Originally created 05/14/00

Breeding results in weaker fragrance for modern flowers



On Sunday, millions of mothers will unwrap bouquets and delight at the sight of an exquisite arrangement or the monochromatic richness of a dozen red roses. But after your mom puts her Mother's Day flowers in a vase, ask her to do a little test: take a good whiff and think back to when she bought flowers for her own mother.

If her smell memory is working well, she'll recall that the flowers of yore smelled a lot stronger. It's a phenomenon that florists, flower breeders and plant biologists know well.

Decades of intensive breeding for qualities such as color and size have caused many flowers to lose much of their scent. Characteristics such as color, size, disease resistance and shelf life all were higher priorities than fragrance, said David Gang, a plant biochemist at the University of Michigan, where much of the research is going on.

"It's not like they were purposefully trying to get rid of scent," Gang said. "In our quest to get a prettier flower, we may have (reduced) its metabolic ability to have a nice scent."

By breeding only for characteristics such as color or shelf life, "you are going to give up something," said Faron Motsenbocker, flower department manager at Nature's Nook in New Berlin, Wis.

"For years, they gave up fragrance. I doubt that people notice it."

But researchers have. Efforts now are under way among flower growers and at least a couple of universities to find ways to restore stronger fragrance to flowers. Next spring, Hollandam Dutch Bulbs of America, a large importer of Holland bulbs, plans to introduce a new, more fragrant tulip, said Cor Heemskerk, president of the Wauwatosa, Wis.-based company. "It is a really sweet-smelling tulip," he said. "It's a selling point."
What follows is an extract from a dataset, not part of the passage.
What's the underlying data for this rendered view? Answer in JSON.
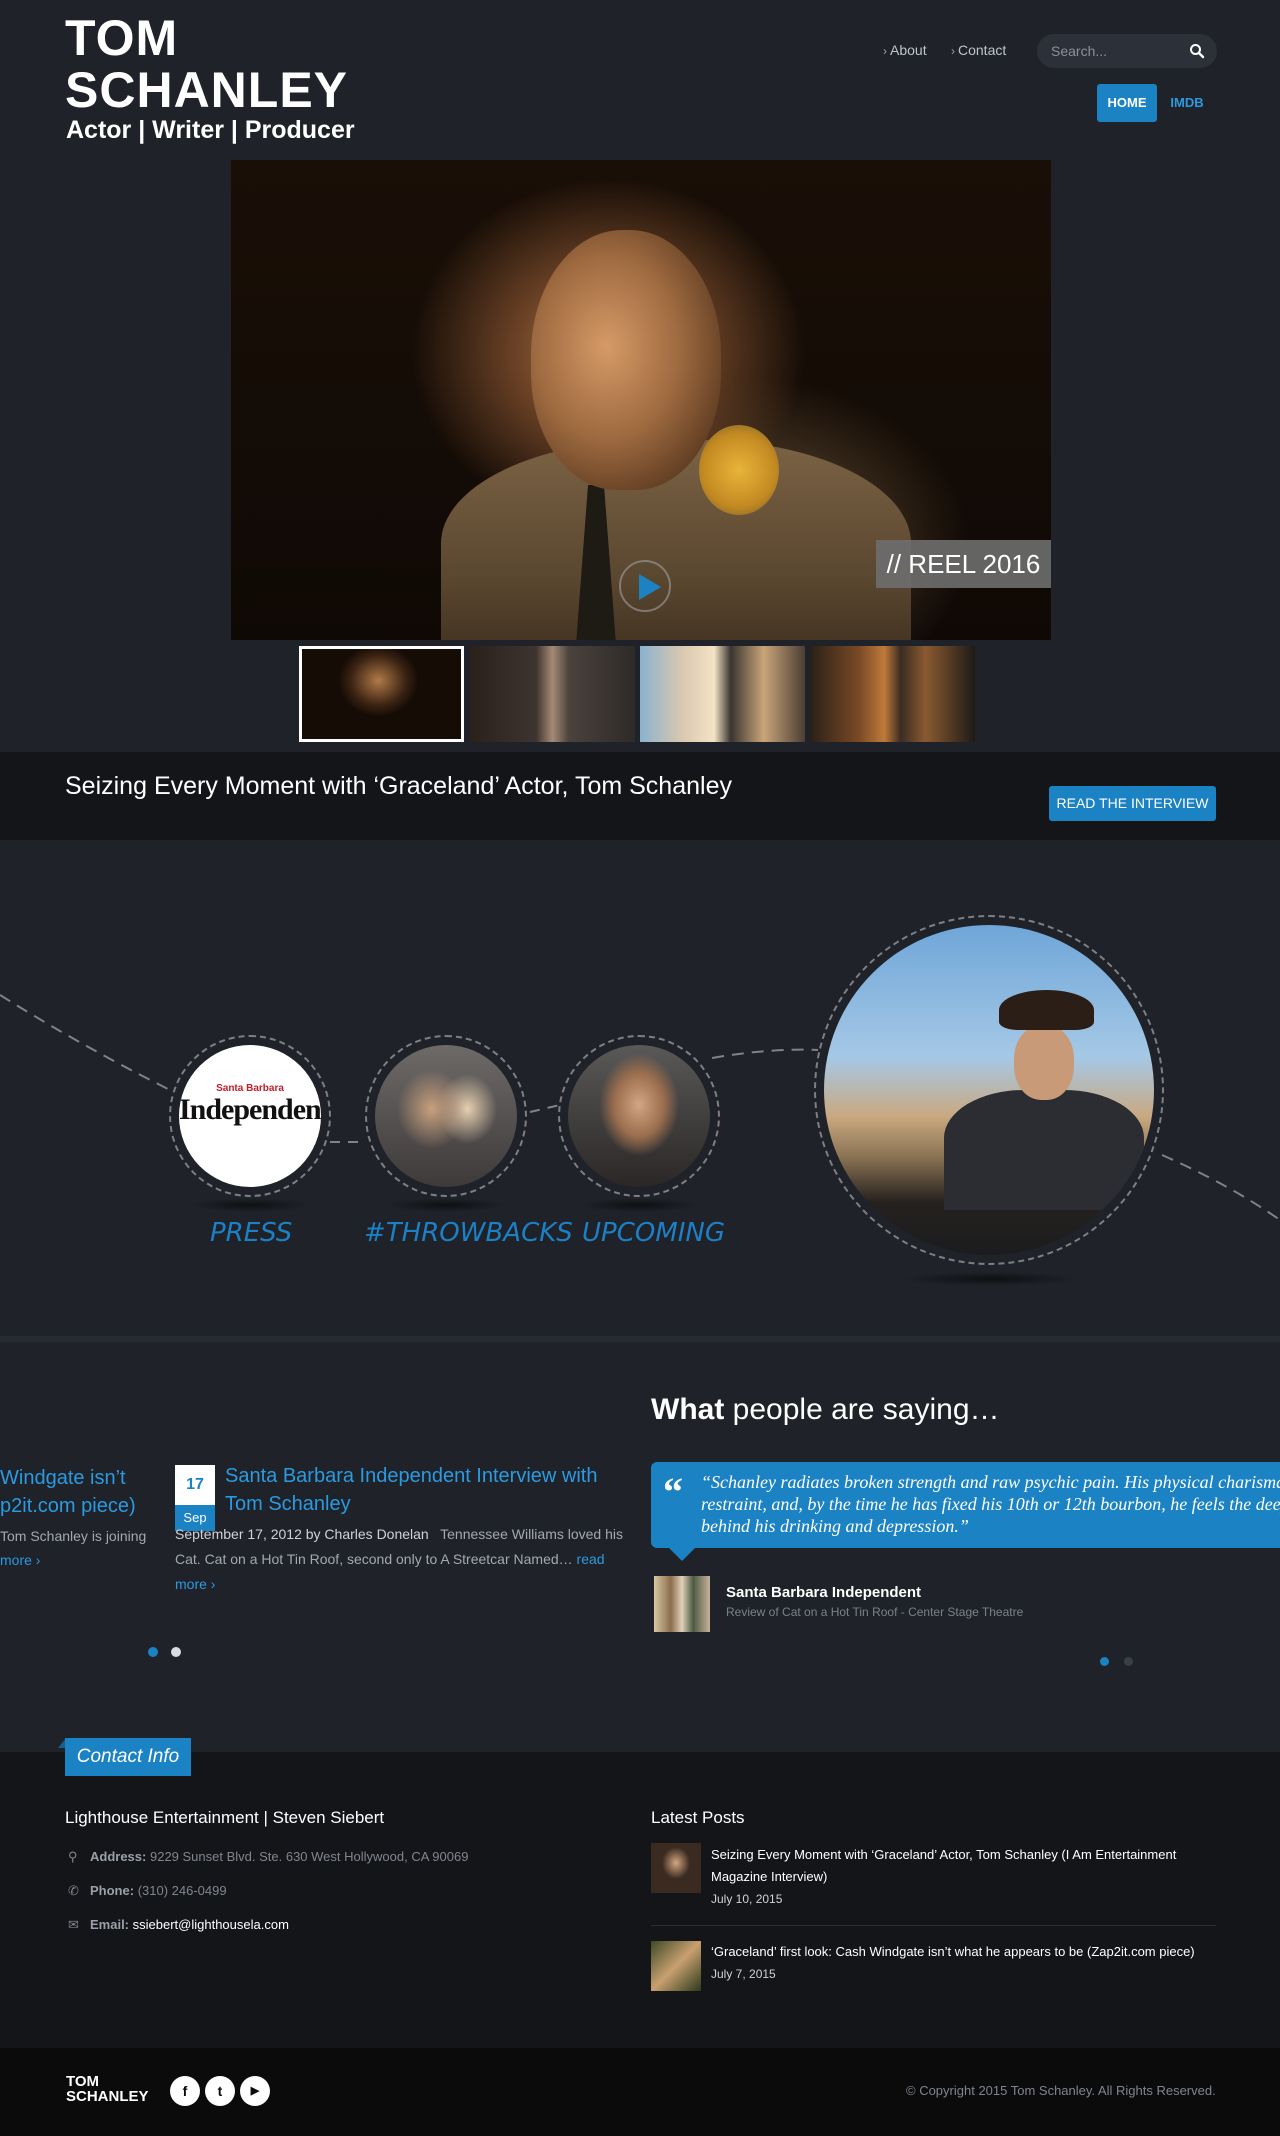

In the next few years, more fragrant daffodils also will hit the market, he said.

Flowers get their scent from substances known as volatile compounds - essential oils found primarily on the surface of petals. Scent actually is an aspect of flower evolution, a characteristic that might repel pests or attract desirable insects such as moths, which spread pollen.

A given flower may have dozens of volatile compounds that evaporate in warm conditions to form a distinctive scent. Roses, for example, have a large number; orchids can have more than 100 compounds. Researchers now are looking at flower genes for enzymes that form volatile compounds. That could lead to ways to manipulate genes to produce a desired scent.

Researchers at the University of Wisconsin-Madison also have gotten into the act, sending roses into space on the shuttle two years ago to see if they could develop exotic new scents that could be marketed as fragrances by the co-sponsor of the experiment, International Flavors and Fragrances of New York City. It is believed that the near-weightlessness of space can produce changes in plant oils and the chemical mix that creates scent.

The UW experiment grew flowers in a device called an "astroculture," a chamber that precisely controls growing conditions. Norman Draeger, a former UW chemist who worked on the project, said the experiment did produce a different scent, which he described as a more complex floral fragrance.

Draeger, a self-described "die-hard Rosarian," said fragrance is starting to become a priority with rose aficionados.

And although many cut roses lack scent, there are a few varieties with good fragrance. He recommended Fragrant Cloud and Tropicana, two orange rose varieties; and Mr. Lincoln and L.B. Braithwaite, both red roses.

The loss of scent has been most noticeable in old standbys such as roses and carnations. But some bulbs such as daffodils and tulips, and other flowers such as lilacs and snapdragons, also have lost scent.